According to Chinese news source Sina, someone operating under the name ‘Yi Mei’ purchased 96,000 BTC (valued at just over $1 billion) from an unnamed exchange.
Screenshots of conversations by alleged close friends of William Ding, the billionaire CEO of NetEase, led to widespread rumors that Ding may have been the man masquerading as Yi Mei.
The rumors became so serious that Ding eventually had to publicly address them, saying that he has never owned Bitcoin and that he has “great concerns” about the future of Bitcoin’s blockchain network.

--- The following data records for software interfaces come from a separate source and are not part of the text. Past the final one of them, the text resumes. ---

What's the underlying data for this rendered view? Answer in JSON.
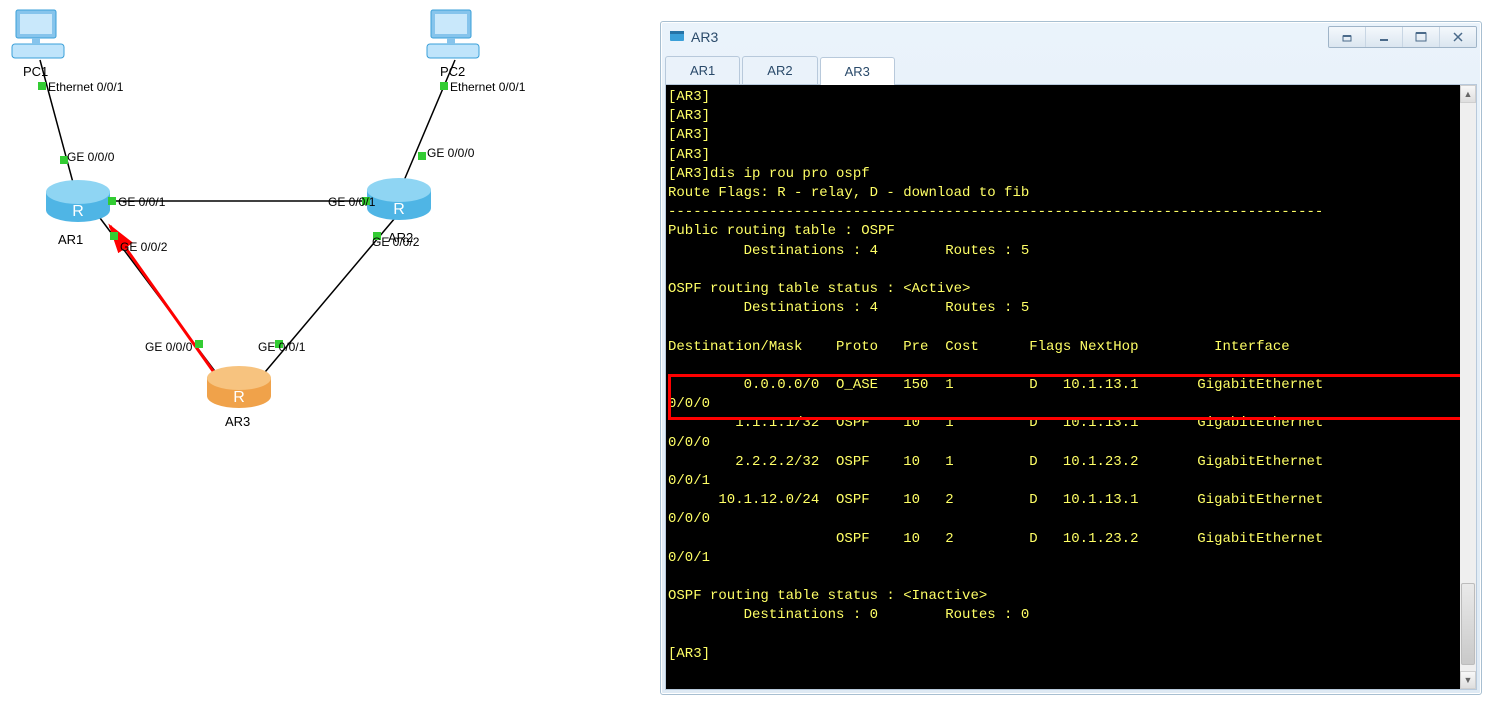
{
  "topology": {
    "devices": {
      "pc1": {
        "label": "PC1"
      },
      "pc2": {
        "label": "PC2"
      },
      "ar1": {
        "label": "AR1"
      },
      "ar2": {
        "label": "AR2"
      },
      "ar3": {
        "label": "AR3"
      }
    },
    "ports": {
      "pc1_eth": "Ethernet 0/0/1",
      "pc2_eth": "Ethernet 0/0/1",
      "ar1_ge0": "GE 0/0/0",
      "ar1_ge1": "GE 0/0/1",
      "ar1_ge2": "GE 0/0/2",
      "ar2_ge0": "GE 0/0/0",
      "ar2_ge1": "GE 0/0/1",
      "ar2_ge2": "GE 0/0/2",
      "ar3_ge0": "GE 0/0/0",
      "ar3_ge1": "GE 0/0/1"
    }
  },
  "window": {
    "title": "AR3",
    "tabs": [
      "AR1",
      "AR2",
      "AR3"
    ],
    "active_tab": "AR3"
  },
  "terminal": {
    "command": "dis ip rou pro ospf",
    "prompt_lines": [
      "[AR3]",
      "[AR3]",
      "[AR3]",
      "[AR3]"
    ],
    "flags_legend": "Route Flags: R - relay, D - download to fib",
    "separator": "------------------------------------------------------------------------------",
    "public_title": "Public routing table : OSPF",
    "public_counts": "         Destinations : 4        Routes : 5",
    "active_title": "OSPF routing table status : <Active>",
    "active_counts": "         Destinations : 4        Routes : 5",
    "header": "Destination/Mask    Proto   Pre  Cost      Flags NextHop         Interface",
    "routes": [
      {
        "dest": "0.0.0.0/0",
        "proto": "O_ASE",
        "pre": "150",
        "cost": "1",
        "flags": "D",
        "nexthop": "10.1.13.1",
        "iface_line": "GigabitEthernet",
        "iface_cont": "0/0/0",
        "highlight": true
      },
      {
        "dest": "1.1.1.1/32",
        "proto": "OSPF",
        "pre": "10",
        "cost": "1",
        "flags": "D",
        "nexthop": "10.1.13.1",
        "iface_line": "GigabitEthernet",
        "iface_cont": "0/0/0"
      },
      {
        "dest": "2.2.2.2/32",
        "proto": "OSPF",
        "pre": "10",
        "cost": "1",
        "flags": "D",
        "nexthop": "10.1.23.2",
        "iface_line": "GigabitEthernet",
        "iface_cont": "0/0/1"
      },
      {
        "dest": "10.1.12.0/24",
        "proto": "OSPF",
        "pre": "10",
        "cost": "2",
        "flags": "D",
        "nexthop": "10.1.13.1",
        "iface_line": "GigabitEthernet",
        "iface_cont": "0/0/0"
      },
      {
        "dest": "",
        "proto": "OSPF",
        "pre": "10",
        "cost": "2",
        "flags": "D",
        "nexthop": "10.1.23.2",
        "iface_line": "GigabitEthernet",
        "iface_cont": "0/0/1"
      }
    ],
    "inactive_title": "OSPF routing table status : <Inactive>",
    "inactive_counts": "         Destinations : 0        Routes : 0",
    "end_prompt": "[AR3]"
  }
}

Despite Ding’s seemingly bearish attitude toward Bitcoin, NetEase seems bullish on blockchain. Earlier this year, the firm confirmed an early investment in ArcBlock, a US-based blockchain startup that has branded itself “the world’s first blockchain ecosystem for building and deploying decentralized applications.”
Ding will also serve as an advisor to ArcBlock.
ArcBlock’s advisor, William Ding (aka Lei Ding) is the founder and CEO of NetEase, a Chinese tech giant. William Ding made significant contributions to the development of computer networks in China. And he also ranked top 10 on the Hurun Rich List 2017. #ArcBlock #blockchain #ICO pic.twitter.com/SJdehCCJpB
What’s Holding Back Blockchain Adoption? The Answer is Simple - ConnectivityGo to article >>
— ArcBlock (@ArcBlock_io) January 9, 2018
Who is William Ding?
Ding was declared as China’s richest man in 2003 when he also became the first internet and gaming billionaire in the country. Today, Forbes estimates Ding’s net worth at $18.2 billion
Founded by Ding in 1997, NetEase is a Chinese internet technology firm that provides “content, community, communications, and commerce“, but the company is perhaps best known for its vast presence in online gaming.
In addition to the popular Fantasy Westward Journey II and New Westward Journey II, NetEase is also responsible for the Chinese operations of some of the most popular international online games, including World of Warcraft.
NetEase started receiving greater international attention when its revenue rose by 67 percent in 2016 to $5.5 billion.